Microsoft's upcoming October Surface event could show off more than just laptops. A new FCC filing suggests Microsoft may also debut a new Surface Dial device, potentially with a transparent center.

Cyber Monday 2018: When it takes place and where to find the best deals

Cyber Monday is still a ways off, but it's never too early to start planning ahead. With so many different deals to choose from during one of the biggest shopping holidays of the year, going in with a little know-how makes all the…

Fitbit’s new health care platform sets out to improve wellness in the workplace

Fitbit's new platform, Fitbit Care, aims to help improve wellness in the workplace. Using wearables, digital health coaching, and a more personalized health care experience, employees can have an easier time staying on top of their health.

Samsung looks to Huawei for inspiration, and the new Galaxy A7 is born

Samsung has launched the Galaxy A7 smartphone, its first with a triple-lens rear camera, which, although sounds similar to the one fitted to the Huawei P20 Pro, works in a different way.

The Huawei Mate 20 Pro's body may wirelessly charge new Bluetooth headphones

Huawei is no stranger when it comes to big phones. And this year it plans to go even bigger with the Huawei Mate 20 and Mate 20 Pro. Here's what we think we know about the new range.

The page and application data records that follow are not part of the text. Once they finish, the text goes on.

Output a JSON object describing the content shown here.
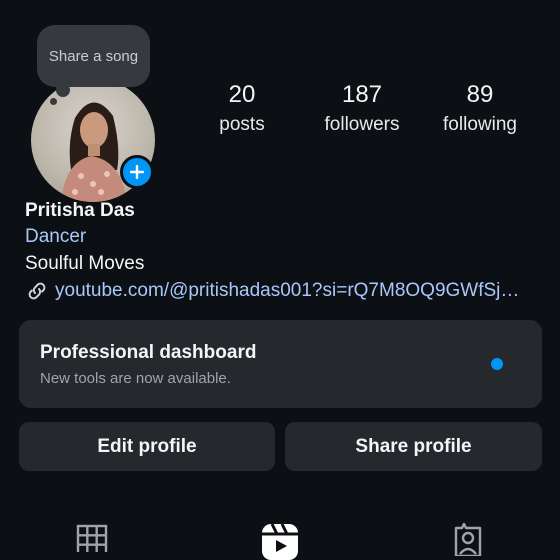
{
  "note": {
    "text": "Share a song"
  },
  "stats": {
    "posts": {
      "count": "20",
      "label": "posts"
    },
    "followers": {
      "count": "187",
      "label": "followers"
    },
    "following": {
      "count": "89",
      "label": "following"
    }
  },
  "profile": {
    "name": "Pritisha Das",
    "category": "Dancer",
    "bio": "Soulful Moves",
    "link": "youtube.com/@pritishadas001?si=rQ7M8OQ9GWfSj…"
  },
  "dashboard": {
    "title": "Professional dashboard",
    "subtitle": "New tools are now available."
  },
  "buttons": {
    "edit": "Edit profile",
    "share": "Share profile"
  },
  "tabs": [
    {
      "icon": "grid-icon"
    },
    {
      "icon": "reels-icon"
    },
    {
      "icon": "tagged-icon"
    }
  ],
  "colors": {
    "background": "#0c1014",
    "card": "#25292e",
    "accent": "#0095f6",
    "link": "#a8c7fa"
  }
}
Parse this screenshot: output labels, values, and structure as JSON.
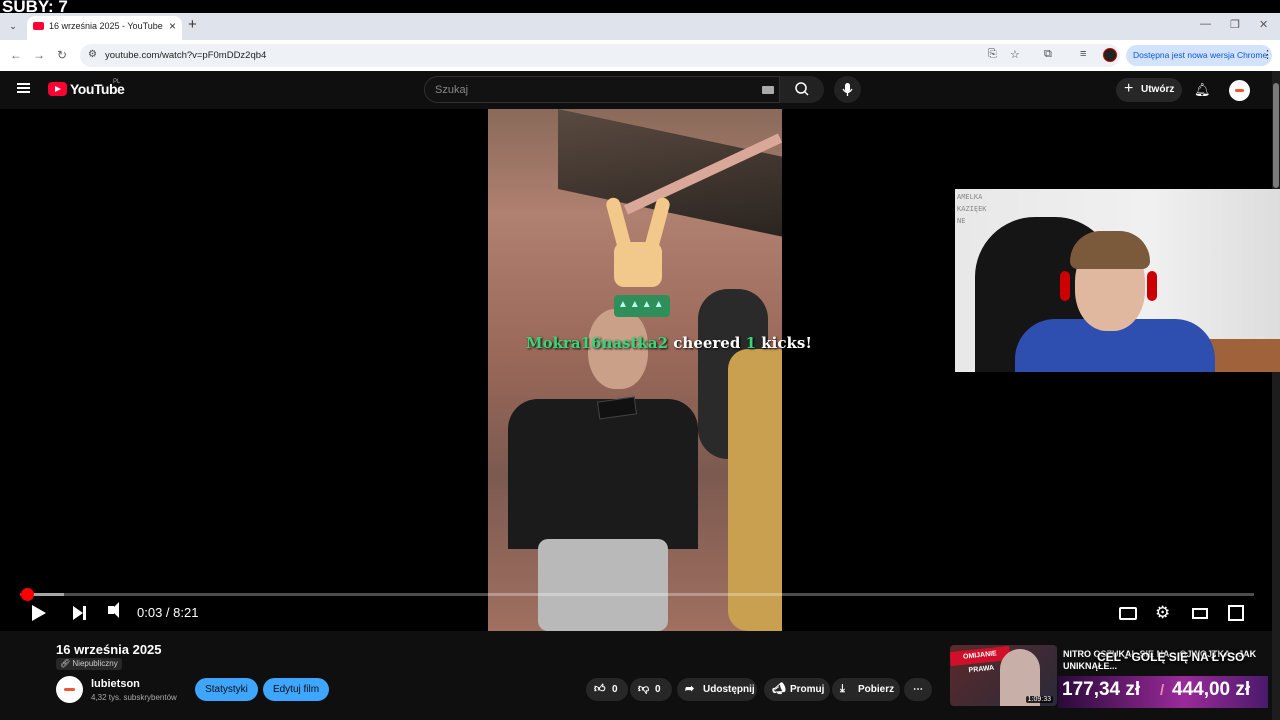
{
  "overlay": {
    "subs_counter": "SUBY: 7"
  },
  "browser": {
    "tab_title": "16 września 2025 - YouTube",
    "url": "youtube.com/watch?v=pF0mDDz2qb4",
    "update_banner": "Dostępna jest nowa wersja Chrome"
  },
  "youtube": {
    "logo_text": "YouTube",
    "logo_region": "PL",
    "search_placeholder": "Szukaj",
    "create_label": "Utwórz"
  },
  "player": {
    "cheer_user": "Mokra16nastka2",
    "cheer_mid": "cheered",
    "cheer_count": "1",
    "cheer_end": "kicks!",
    "time_current": "0:03",
    "time_total": "8:21",
    "time_display": "0:03 / 8:21",
    "progress_fraction": 0.006,
    "buffered_fraction": 0.036,
    "webcam_board_text": "AMELKA\nKAZIĘEK\nNE"
  },
  "video": {
    "title": "16 września 2025",
    "visibility": "Niepubliczny",
    "channel_name": "lubietson",
    "channel_subs": "4,32 tys. subskrybentów",
    "stats_button": "Statystyki",
    "edit_button": "Edytuj film",
    "likes": "0",
    "dislikes": "0",
    "share_label": "Udostępnij",
    "promote_label": "Promuj",
    "download_label": "Pobierz"
  },
  "recommended": {
    "thumb_banner": "OMIJANIE PRAWA",
    "duration": "1:09:33",
    "title": "NITRO OSZUKAŁ SIĘ NA... OJWOJTKA - JAK UNIKNĄŁE..."
  },
  "stream_overlay": {
    "goal_text": "CEL - GOLĘ SIĘ NA ŁYSO",
    "amount_current": "177,34 zł",
    "amount_separator": "/",
    "amount_goal": "444,00 zł"
  },
  "colors": {
    "accent_red": "#ff0033",
    "cheer_green": "#38d67a",
    "button_blue": "#3ea6ff"
  }
}
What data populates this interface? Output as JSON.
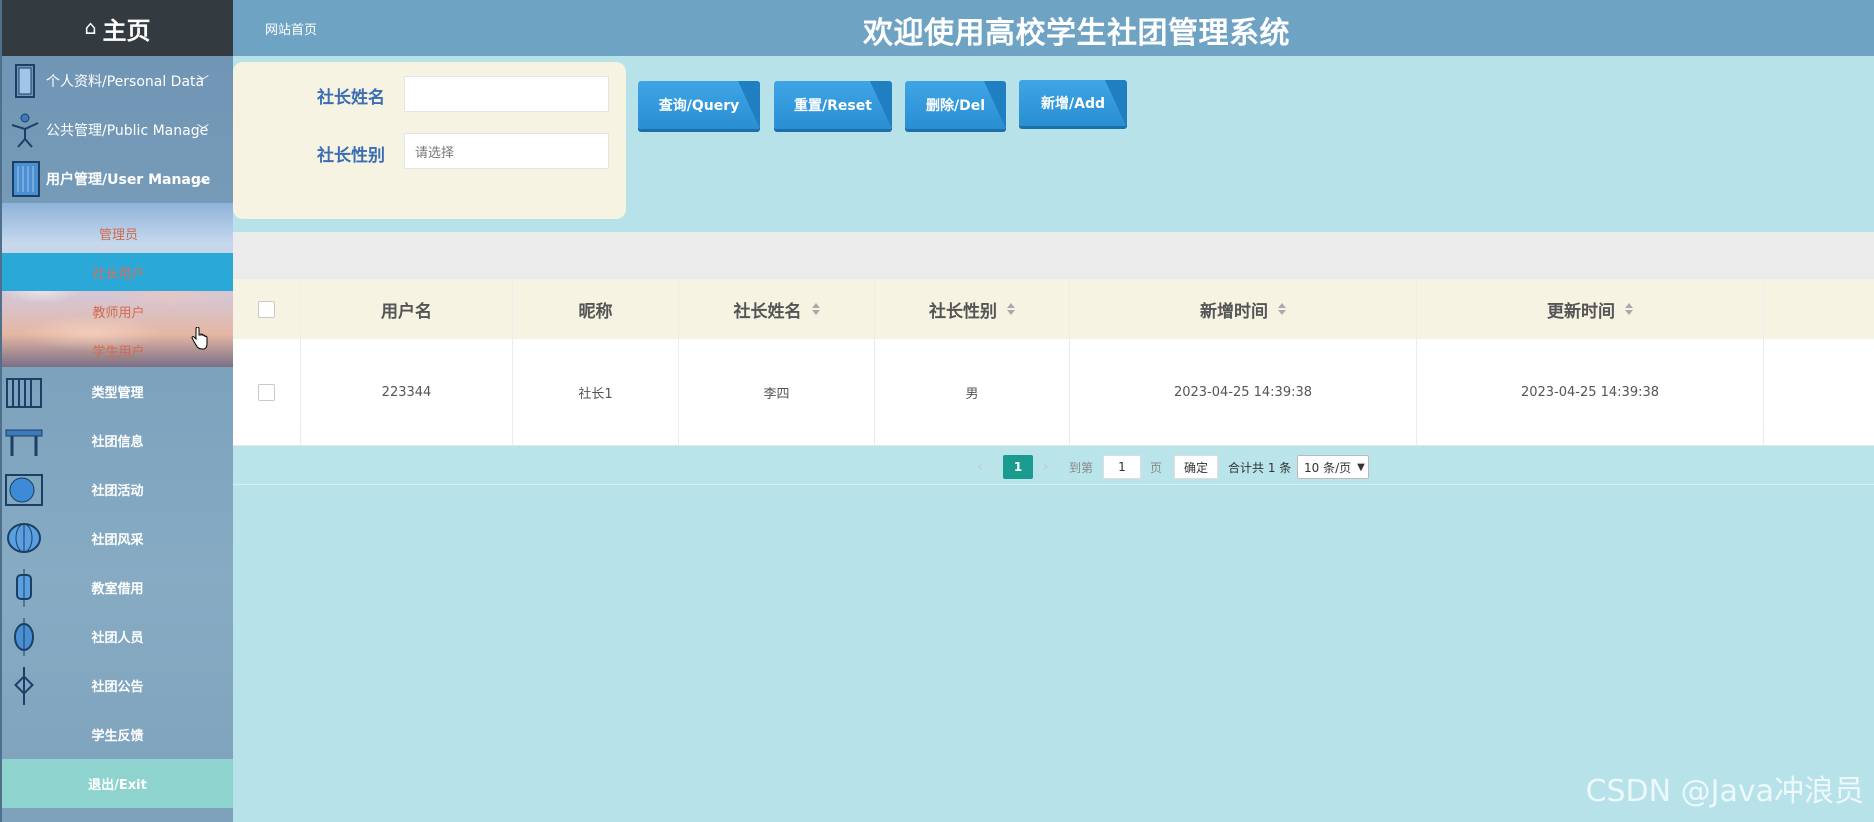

Here's the Samsung Galaxy S9's new Android 9.0 Pie interface

The Samsung Galaxy S9 and Galaxy S9 Plus are here. The flagship devices boast some awesome new features and a powerful new processor. Here's everything you need to know about these Samsung phones.

Our favorite tips and tricks to help you master your Samsung Galaxy Tab S4

Apple's not the only game in town when it comes to productivity tablets. Samsung's Galaxy Tab S4 has all the features you'll need to get work done. Here are a few of our favorite tips and tricks for the Samsung Galaxy Tab S4.

Huawei is not-so-subtly trolling Friday’s iPhone launch

Apple launches the iPhone XS range to the public on Friday, but Huawei is out in force to remind the public what they could be missing out on (Hint: It's the Mate 20 Pro) by choosing Apple's latest smartphone.

Audio company Bragi is suing OnePlus over the word 'dash'

Despite taking steps to change to "Warp Charge," OnePlus is being sued by audio company Bragi over the phone manufacturer's continued use of the word "dash" in the Dash Charging used in OnePlus phones.

The best weather apps for Android will keep you dry no matter where you go

You may not be able to change the weather, but you can at least be prepared for it. Check out our guide to the best weather apps for Android, so you'll always know what to expect when you step out the front door.

Android 9.0 Pie is finally rolling out to the OnePlus 6

Android 9.0 Pie has been released. But is your phone getting Android 9.0 Pie, and if so, when? We've done the hard work and asked every device manufacturer to see when their devices would be getting the update.
1 of 2